_GOAL OF THE EXERCISE_
Please filter the listing for the string "Triangles" and copy each matching line.

_SUPPLIED RECORDS_
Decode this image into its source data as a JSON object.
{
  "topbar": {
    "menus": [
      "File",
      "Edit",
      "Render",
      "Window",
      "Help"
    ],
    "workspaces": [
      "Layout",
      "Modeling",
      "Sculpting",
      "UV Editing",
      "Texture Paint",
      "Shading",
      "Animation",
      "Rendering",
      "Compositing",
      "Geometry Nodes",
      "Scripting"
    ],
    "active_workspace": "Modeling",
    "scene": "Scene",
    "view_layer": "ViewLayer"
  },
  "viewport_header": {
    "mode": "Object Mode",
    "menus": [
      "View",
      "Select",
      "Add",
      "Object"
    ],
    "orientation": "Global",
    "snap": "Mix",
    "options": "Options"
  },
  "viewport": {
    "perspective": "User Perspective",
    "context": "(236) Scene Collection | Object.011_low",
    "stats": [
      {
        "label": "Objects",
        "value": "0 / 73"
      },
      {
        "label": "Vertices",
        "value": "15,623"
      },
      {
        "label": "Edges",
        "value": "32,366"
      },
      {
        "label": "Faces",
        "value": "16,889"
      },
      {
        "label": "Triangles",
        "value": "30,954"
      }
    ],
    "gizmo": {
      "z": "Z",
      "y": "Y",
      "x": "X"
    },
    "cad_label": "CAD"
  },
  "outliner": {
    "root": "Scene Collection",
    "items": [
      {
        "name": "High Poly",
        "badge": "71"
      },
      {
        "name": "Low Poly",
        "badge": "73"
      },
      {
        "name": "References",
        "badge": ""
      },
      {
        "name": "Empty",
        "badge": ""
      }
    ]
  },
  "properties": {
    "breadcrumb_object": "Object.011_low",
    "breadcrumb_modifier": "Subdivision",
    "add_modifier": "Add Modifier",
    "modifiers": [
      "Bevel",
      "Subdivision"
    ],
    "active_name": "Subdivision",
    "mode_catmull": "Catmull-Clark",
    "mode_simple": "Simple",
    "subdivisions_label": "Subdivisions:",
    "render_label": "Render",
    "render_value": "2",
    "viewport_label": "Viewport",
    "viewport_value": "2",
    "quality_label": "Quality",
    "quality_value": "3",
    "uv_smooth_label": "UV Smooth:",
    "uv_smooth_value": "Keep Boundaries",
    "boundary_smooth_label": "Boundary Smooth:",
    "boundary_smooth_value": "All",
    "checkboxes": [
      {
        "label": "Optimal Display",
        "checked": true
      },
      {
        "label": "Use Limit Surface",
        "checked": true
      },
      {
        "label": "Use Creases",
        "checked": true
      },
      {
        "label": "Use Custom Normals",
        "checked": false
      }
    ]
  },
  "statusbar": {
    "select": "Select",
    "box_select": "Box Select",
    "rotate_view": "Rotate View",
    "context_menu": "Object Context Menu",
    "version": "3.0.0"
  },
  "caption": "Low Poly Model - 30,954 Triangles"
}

_EXERCISE RESULT_
        "label": "Triangles",
  "caption": "Low Poly Model - 30,954 Triangles"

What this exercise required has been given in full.